Germany is actually a water-rich country with many rivers and lakes and certainly does not suffer from water shortage. That is true even though every German, or those living in Germany, consume around 120-190 Litres of water a day.There is good news though. Water consumption in Germany is declining! As we can see then the problem does not lie with water consumption itself. The problem is actually the use of warm water – especially because this needs more energy. As a result this costs more money. More money that your landlord, and at the end of the day, you as a tenant have to pay.

Be careful. The amount of water used is not the problem; instead it’s the associated energy costs. This distinction is important because saving cold water can actually be counterproductive. This is especially noticeable when using things such as the ‘eco’ flush button on the toilet. It is certainly meant well, but can actually leave debris and sediments in the pipes and lead to blockages in the sewage system. This may also sound absurd, but the more cold water is saved, the more the prices rise. The reason for this is the fact that the water and sewage system in Germany is oversized. The system has to be maintained and the water must continually flow and be used.

 

Here are our tips on saving hot water and handling water in an environmentally friendly way!

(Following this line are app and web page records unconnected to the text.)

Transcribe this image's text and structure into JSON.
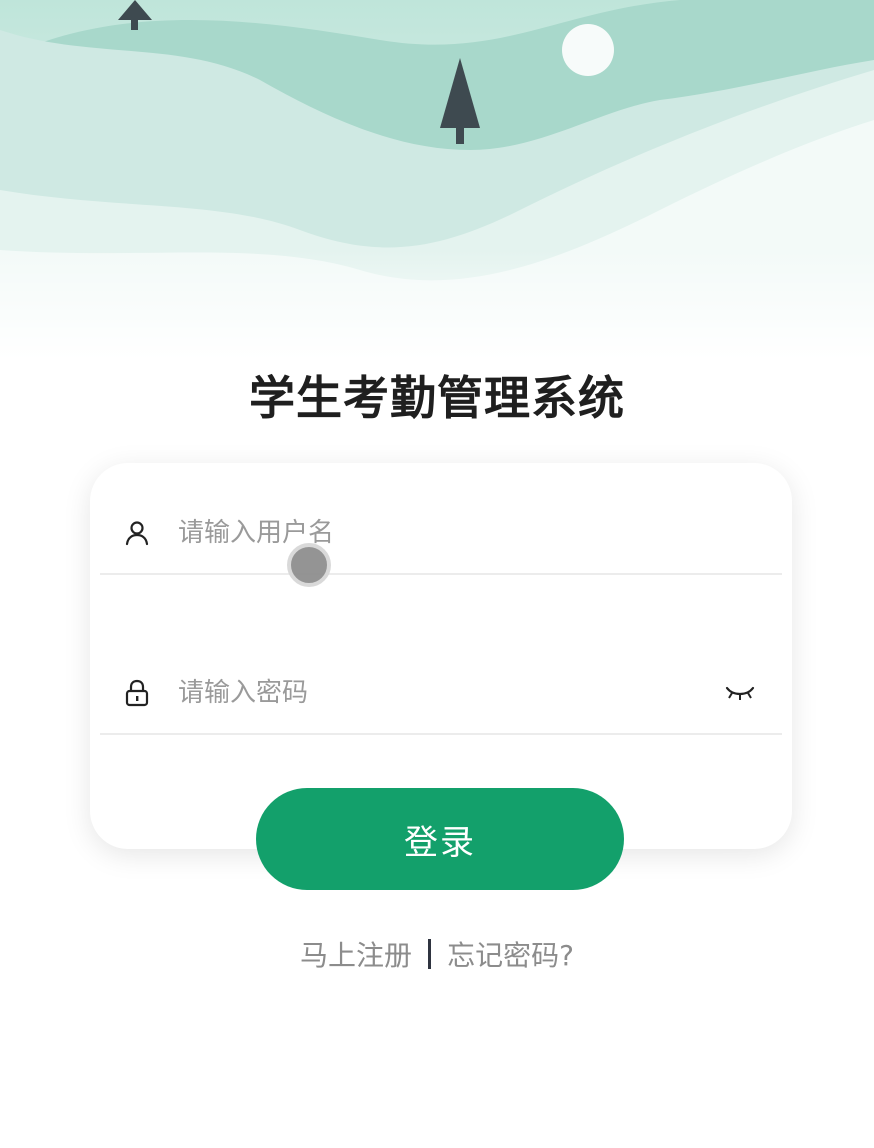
{
  "app": {
    "title": "学生考勤管理系统"
  },
  "login_form": {
    "username": {
      "value": "",
      "placeholder": "请输入用户名",
      "icon": "user-icon"
    },
    "password": {
      "value": "",
      "placeholder": "请输入密码",
      "icon": "lock-icon",
      "visibility_icon": "eye-closed-icon"
    },
    "submit_label": "登录"
  },
  "links": {
    "register_label": "马上注册",
    "forgot_label": "忘记密码?"
  },
  "colors": {
    "primary": "#13a06b",
    "title_text": "#1f1f1f",
    "placeholder": "#9a9a9a",
    "link_text": "#8c8c8c",
    "separator": "#2f3440"
  }
}
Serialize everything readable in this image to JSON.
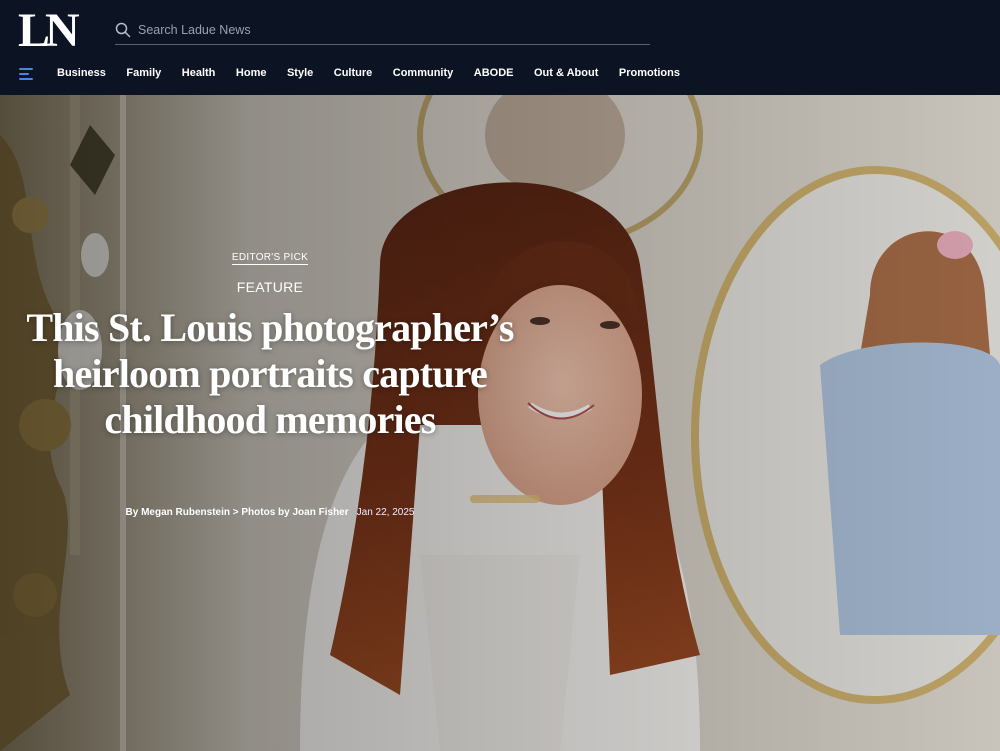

Only use the washing machine and dishwasher when they are full.

It is ecologically more sensible to use dishwashers and washing machines than to wash by hand. This is only the case when they are full. Running them when they are half full will offset the benefits.

 

Take showers instead of baths.

For a full bath you need 140 litres of hot water. For a shower you need a lot less. From 15 minutes of showering you only use 15 litres of hot water.

 

Take an ‘eco’ shower.

Only let the water run for as short a time as possible and switch off the water when you are soaping yourself! A water-saving showerhead will also reduce the usage of water.  You can ask your landlord if they will buy one for your temporary furnished apartment. They will most likely be supportive of your proposal.
So that is all for now on hot water and saving costs. Now we will address the issue of the water cycle. As already mentioned, Germany has sufficient water reserves and even used water is re-added to the system. Of course it has to be cleaned first and this is where you can help.

 

Only use ecologically friendly cleaning materials without harmful chemicals.

Did you know that chemical cleaning materials can damage many surfaces?
They are also harmful to the environment.

 

Don’t use the toilet as a dustbin!

You can forget tips that tell you to save water by using the ‘eco’ flush. Flushing the toilet normally and allowing the water to flow through the pipes regularly is better than stoppages building up and having to use chemicals to clear them.
The following things don’t belong in the toilet:

  • Leftover food and oil: it’s dangerous and can block the pipes.
  • Even if you are staying in a temporary apartment and the pipes get damaged then you still bear the costs if the pipes need repairing.
  • Medical products: they can’t be filtered out of the system and will end up in the water and lakes. It’s better to take any medical products that are out of date or no longer needed back to the Pharmacy.


Avoid Microplastics

Microplastics are small plastic balls that are found in many cosmetic products, like peeling cream, shower gels etc. They can’t be filtered out during the filtering process and eventually end up in the stomachs of wildlife. Wild animals often die due to a variety of plastic waste contamination.
Tip: Try to use ecologically friendly cosmetic products.
Not only cosmetics but also synthetic clothing is a problem. When washing functional clothing, polyester etc. parts of the fabric break off and enter the water cycle. Washing machines can’t filter these out. This is only possible when you use a special washing bag. You can buy one yourself and it is actually quite cheap at around €30.

 

Pass the mic and tell your friends!!

Save warm water and put no chemicals or waste into the water system.
If you follow these tips then you will use water sustainably, save money, and protect the water system and wildlife.